# REQUIREMENT:
Print the listing below in its entirety, character for character.

Start of DATA TO EXAMINE

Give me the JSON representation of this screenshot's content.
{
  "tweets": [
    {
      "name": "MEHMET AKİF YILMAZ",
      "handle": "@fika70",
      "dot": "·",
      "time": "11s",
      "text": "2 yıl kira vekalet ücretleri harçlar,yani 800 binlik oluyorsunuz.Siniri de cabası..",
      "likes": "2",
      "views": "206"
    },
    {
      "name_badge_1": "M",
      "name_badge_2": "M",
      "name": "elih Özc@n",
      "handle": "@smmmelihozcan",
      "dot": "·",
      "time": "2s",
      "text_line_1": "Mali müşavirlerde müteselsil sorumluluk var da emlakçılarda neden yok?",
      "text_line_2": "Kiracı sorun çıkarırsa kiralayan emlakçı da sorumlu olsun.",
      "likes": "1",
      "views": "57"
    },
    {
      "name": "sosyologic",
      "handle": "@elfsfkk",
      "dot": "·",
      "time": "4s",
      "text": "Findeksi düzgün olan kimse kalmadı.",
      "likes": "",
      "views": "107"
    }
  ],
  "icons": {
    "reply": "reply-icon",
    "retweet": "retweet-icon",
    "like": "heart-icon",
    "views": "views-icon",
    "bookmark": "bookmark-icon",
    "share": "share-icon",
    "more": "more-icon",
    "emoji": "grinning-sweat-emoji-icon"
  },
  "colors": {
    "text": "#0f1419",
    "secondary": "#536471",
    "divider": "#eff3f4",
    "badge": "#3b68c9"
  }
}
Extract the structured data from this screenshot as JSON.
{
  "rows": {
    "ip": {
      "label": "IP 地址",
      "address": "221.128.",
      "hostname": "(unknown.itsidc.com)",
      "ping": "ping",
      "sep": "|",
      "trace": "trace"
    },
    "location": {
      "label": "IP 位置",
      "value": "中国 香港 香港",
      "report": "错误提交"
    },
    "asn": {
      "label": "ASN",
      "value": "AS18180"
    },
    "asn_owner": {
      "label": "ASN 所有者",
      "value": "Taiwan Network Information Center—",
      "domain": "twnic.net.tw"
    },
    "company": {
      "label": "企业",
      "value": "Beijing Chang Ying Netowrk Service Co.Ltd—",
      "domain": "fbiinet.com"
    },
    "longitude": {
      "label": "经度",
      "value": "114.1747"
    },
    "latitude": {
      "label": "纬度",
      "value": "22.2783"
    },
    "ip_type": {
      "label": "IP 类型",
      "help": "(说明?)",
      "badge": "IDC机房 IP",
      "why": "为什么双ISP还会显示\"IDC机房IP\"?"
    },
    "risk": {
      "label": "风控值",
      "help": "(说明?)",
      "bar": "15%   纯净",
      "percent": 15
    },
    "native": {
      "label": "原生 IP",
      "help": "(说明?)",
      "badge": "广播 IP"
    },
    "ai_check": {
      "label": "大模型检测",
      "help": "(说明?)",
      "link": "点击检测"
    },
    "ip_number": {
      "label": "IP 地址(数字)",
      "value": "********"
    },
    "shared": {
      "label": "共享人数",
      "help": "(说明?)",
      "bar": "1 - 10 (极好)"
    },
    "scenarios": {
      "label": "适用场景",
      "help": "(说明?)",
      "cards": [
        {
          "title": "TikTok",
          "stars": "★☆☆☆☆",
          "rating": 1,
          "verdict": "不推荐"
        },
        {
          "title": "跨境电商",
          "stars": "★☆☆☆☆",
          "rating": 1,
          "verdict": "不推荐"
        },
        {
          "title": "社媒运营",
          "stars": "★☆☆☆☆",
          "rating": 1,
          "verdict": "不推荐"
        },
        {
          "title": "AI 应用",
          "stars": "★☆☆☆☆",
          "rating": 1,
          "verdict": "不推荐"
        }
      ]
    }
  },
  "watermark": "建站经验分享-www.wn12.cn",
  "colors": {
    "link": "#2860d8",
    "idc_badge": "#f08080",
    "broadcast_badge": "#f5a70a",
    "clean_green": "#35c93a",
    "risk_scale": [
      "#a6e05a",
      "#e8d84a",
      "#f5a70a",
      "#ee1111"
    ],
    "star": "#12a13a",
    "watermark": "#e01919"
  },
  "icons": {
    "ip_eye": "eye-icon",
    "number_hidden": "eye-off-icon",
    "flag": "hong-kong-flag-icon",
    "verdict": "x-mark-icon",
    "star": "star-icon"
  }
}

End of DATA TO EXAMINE

# TASK ANSWER:
Give me the JSON representation of this screenshot's content.
{
  "tweets": [
    {
      "name": "MEHMET AKİF YILMAZ",
      "handle": "@fika70",
      "dot": "·",
      "time": "11s",
      "text": "2 yıl kira vekalet ücretleri harçlar,yani 800 binlik oluyorsunuz.Siniri de cabası..",
      "likes": "2",
      "views": "206"
    },
    {
      "name_badge_1": "M",
      "name_badge_2": "M",
      "name": "elih Özc@n",
      "handle": "@smmmelihozcan",
      "dot": "·",
      "time": "2s",
      "text_line_1": "Mali müşavirlerde müteselsil sorumluluk var da emlakçılarda neden yok?",
      "text_line_2": "Kiracı sorun çıkarırsa kiralayan emlakçı da sorumlu olsun.",
      "likes": "1",
      "views": "57"
    },
    {
      "name": "sosyologic",
      "handle": "@elfsfkk",
      "dot": "·",
      "time": "4s",
      "text": "Findeksi düzgün olan kimse kalmadı.",
      "likes": "",
      "views": "107"
    }
  ],
  "icons": {
    "reply": "reply-icon",
    "retweet": "retweet-icon",
    "like": "heart-icon",
    "views": "views-icon",
    "bookmark": "bookmark-icon",
    "share": "share-icon",
    "more": "more-icon",
    "emoji": "grinning-sweat-emoji-icon"
  },
  "colors": {
    "text": "#0f1419",
    "secondary": "#536471",
    "divider": "#eff3f4",
    "badge": "#3b68c9"
  }
}
Extract the structured data from this screenshot as JSON.
{
  "rows": {
    "ip": {
      "label": "IP 地址",
      "address": "221.128.",
      "hostname": "(unknown.itsidc.com)",
      "ping": "ping",
      "sep": "|",
      "trace": "trace"
    },
    "location": {
      "label": "IP 位置",
      "value": "中国 香港 香港",
      "report": "错误提交"
    },
    "asn": {
      "label": "ASN",
      "value": "AS18180"
    },
    "asn_owner": {
      "label": "ASN 所有者",
      "value": "Taiwan Network Information Center—",
      "domain": "twnic.net.tw"
    },
    "company": {
      "label": "企业",
      "value": "Beijing Chang Ying Netowrk Service Co.Ltd—",
      "domain": "fbiinet.com"
    },
    "longitude": {
      "label": "经度",
      "value": "114.1747"
    },
    "latitude": {
      "label": "纬度",
      "value": "22.2783"
    },
    "ip_type": {
      "label": "IP 类型",
      "help": "(说明?)",
      "badge": "IDC机房 IP",
      "why": "为什么双ISP还会显示\"IDC机房IP\"?"
    },
    "risk": {
      "label": "风控值",
      "help": "(说明?)",
      "bar": "15%   纯净",
      "percent": 15
    },
    "native": {
      "label": "原生 IP",
      "help": "(说明?)",
      "badge": "广播 IP"
    },
    "ai_check": {
      "label": "大模型检测",
      "help": "(说明?)",
      "link": "点击检测"
    },
    "ip_number": {
      "label": "IP 地址(数字)",
      "value": "********"
    },
    "shared": {
      "label": "共享人数",
      "help": "(说明?)",
      "bar": "1 - 10 (极好)"
    },
    "scenarios": {
      "label": "适用场景",
      "help": "(说明?)",
      "cards": [
        {
          "title": "TikTok",
          "stars": "★☆☆☆☆",
          "rating": 1,
          "verdict": "不推荐"
        },
        {
          "title": "跨境电商",
          "stars": "★☆☆☆☆",
          "rating": 1,
          "verdict": "不推荐"
        },
        {
          "title": "社媒运营",
          "stars": "★☆☆☆☆",
          "rating": 1,
          "verdict": "不推荐"
        },
        {
          "title": "AI 应用",
          "stars": "★☆☆☆☆",
          "rating": 1,
          "verdict": "不推荐"
        }
      ]
    }
  },
  "watermark": "建站经验分享-www.wn12.cn",
  "colors": {
    "link": "#2860d8",
    "idc_badge": "#f08080",
    "broadcast_badge": "#f5a70a",
    "clean_green": "#35c93a",
    "risk_scale": [
      "#a6e05a",
      "#e8d84a",
      "#f5a70a",
      "#ee1111"
    ],
    "star": "#12a13a",
    "watermark": "#e01919"
  },
  "icons": {
    "ip_eye": "eye-icon",
    "number_hidden": "eye-off-icon",
    "flag": "hong-kong-flag-icon",
    "verdict": "x-mark-icon",
    "star": "star-icon"
  }
}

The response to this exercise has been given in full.